* SUPPLIED RECORDS:
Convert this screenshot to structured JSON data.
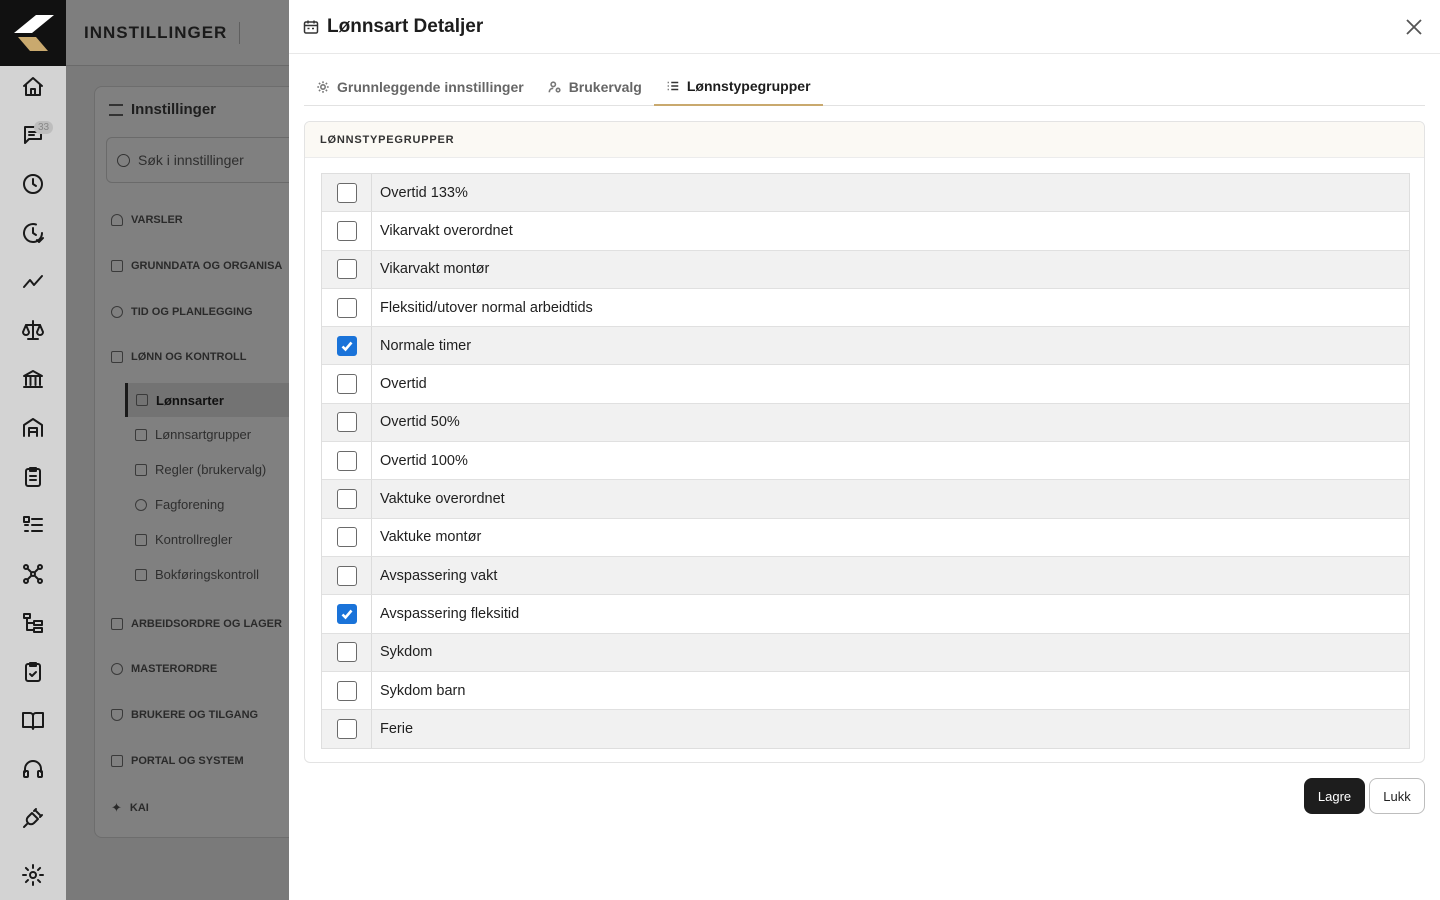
{
  "app": {
    "header_title": "INNSTILLINGER",
    "chat_badge": "33"
  },
  "rail_icons": [
    "home-icon",
    "chat-icon",
    "clock-icon",
    "clock-check-icon",
    "trend-icon",
    "scale-icon",
    "bank-icon",
    "warehouse-icon",
    "clipboard-icon",
    "list-icon",
    "network-icon",
    "tree-icon",
    "clipboard-check-icon",
    "book-icon",
    "headset-icon",
    "plug-icon",
    "gear-icon"
  ],
  "settings_panel": {
    "title": "Innstillinger",
    "search_placeholder": "Søk i innstillinger",
    "sections": {
      "varsler": "VARSLER",
      "grunndata": "GRUNNDATA OG ORGANISA",
      "tid": "TID OG PLANLEGGING",
      "lonn": "LØNN OG KONTROLL",
      "arbeidsordre": "ARBEIDSORDRE OG LAGER",
      "masterordre": "MASTERORDRE",
      "brukere": "BRUKERE OG TILGANG",
      "portal": "PORTAL OG SYSTEM",
      "kai": "KAI"
    },
    "sub_items": {
      "lonnsarter": "Lønnsarter",
      "lonnsartgrupper": "Lønnsartgrupper",
      "regler": "Regler (brukervalg)",
      "fagforening": "Fagforening",
      "kontrollregler": "Kontrollregler",
      "bokforingskontroll": "Bokføringskontroll"
    }
  },
  "modal": {
    "title": "Lønnsart Detaljer",
    "tabs": {
      "basic": "Grunnleggende innstillinger",
      "user": "Brukervalg",
      "groups": "Lønnstypegrupper"
    },
    "section_title": "LØNNSTYPEGRUPPER",
    "rows": [
      {
        "label": "Overtid 133%",
        "checked": false
      },
      {
        "label": "Vikarvakt overordnet",
        "checked": false
      },
      {
        "label": "Vikarvakt montør",
        "checked": false
      },
      {
        "label": "Fleksitid/utover normal arbeidtids",
        "checked": false
      },
      {
        "label": "Normale timer",
        "checked": true
      },
      {
        "label": "Overtid",
        "checked": false
      },
      {
        "label": "Overtid 50%",
        "checked": false
      },
      {
        "label": "Overtid 100%",
        "checked": false
      },
      {
        "label": "Vaktuke overordnet",
        "checked": false
      },
      {
        "label": "Vaktuke montør",
        "checked": false
      },
      {
        "label": "Avspassering vakt",
        "checked": false
      },
      {
        "label": "Avspassering fleksitid",
        "checked": true
      },
      {
        "label": "Sykdom",
        "checked": false
      },
      {
        "label": "Sykdom barn",
        "checked": false
      },
      {
        "label": "Ferie",
        "checked": false
      }
    ],
    "buttons": {
      "save": "Lagre",
      "close": "Lukk"
    }
  }
}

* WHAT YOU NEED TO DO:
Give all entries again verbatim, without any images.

* OUTPUT OF THE TASK:
Convert this screenshot to structured JSON data.
{
  "app": {
    "header_title": "INNSTILLINGER",
    "chat_badge": "33"
  },
  "rail_icons": [
    "home-icon",
    "chat-icon",
    "clock-icon",
    "clock-check-icon",
    "trend-icon",
    "scale-icon",
    "bank-icon",
    "warehouse-icon",
    "clipboard-icon",
    "list-icon",
    "network-icon",
    "tree-icon",
    "clipboard-check-icon",
    "book-icon",
    "headset-icon",
    "plug-icon",
    "gear-icon"
  ],
  "settings_panel": {
    "title": "Innstillinger",
    "search_placeholder": "Søk i innstillinger",
    "sections": {
      "varsler": "VARSLER",
      "grunndata": "GRUNNDATA OG ORGANISA",
      "tid": "TID OG PLANLEGGING",
      "lonn": "LØNN OG KONTROLL",
      "arbeidsordre": "ARBEIDSORDRE OG LAGER",
      "masterordre": "MASTERORDRE",
      "brukere": "BRUKERE OG TILGANG",
      "portal": "PORTAL OG SYSTEM",
      "kai": "KAI"
    },
    "sub_items": {
      "lonnsarter": "Lønnsarter",
      "lonnsartgrupper": "Lønnsartgrupper",
      "regler": "Regler (brukervalg)",
      "fagforening": "Fagforening",
      "kontrollregler": "Kontrollregler",
      "bokforingskontroll": "Bokføringskontroll"
    }
  },
  "modal": {
    "title": "Lønnsart Detaljer",
    "tabs": {
      "basic": "Grunnleggende innstillinger",
      "user": "Brukervalg",
      "groups": "Lønnstypegrupper"
    },
    "section_title": "LØNNSTYPEGRUPPER",
    "rows": [
      {
        "label": "Overtid 133%",
        "checked": false
      },
      {
        "label": "Vikarvakt overordnet",
        "checked": false
      },
      {
        "label": "Vikarvakt montør",
        "checked": false
      },
      {
        "label": "Fleksitid/utover normal arbeidtids",
        "checked": false
      },
      {
        "label": "Normale timer",
        "checked": true
      },
      {
        "label": "Overtid",
        "checked": false
      },
      {
        "label": "Overtid 50%",
        "checked": false
      },
      {
        "label": "Overtid 100%",
        "checked": false
      },
      {
        "label": "Vaktuke overordnet",
        "checked": false
      },
      {
        "label": "Vaktuke montør",
        "checked": false
      },
      {
        "label": "Avspassering vakt",
        "checked": false
      },
      {
        "label": "Avspassering fleksitid",
        "checked": true
      },
      {
        "label": "Sykdom",
        "checked": false
      },
      {
        "label": "Sykdom barn",
        "checked": false
      },
      {
        "label": "Ferie",
        "checked": false
      }
    ],
    "buttons": {
      "save": "Lagre",
      "close": "Lukk"
    }
  }
}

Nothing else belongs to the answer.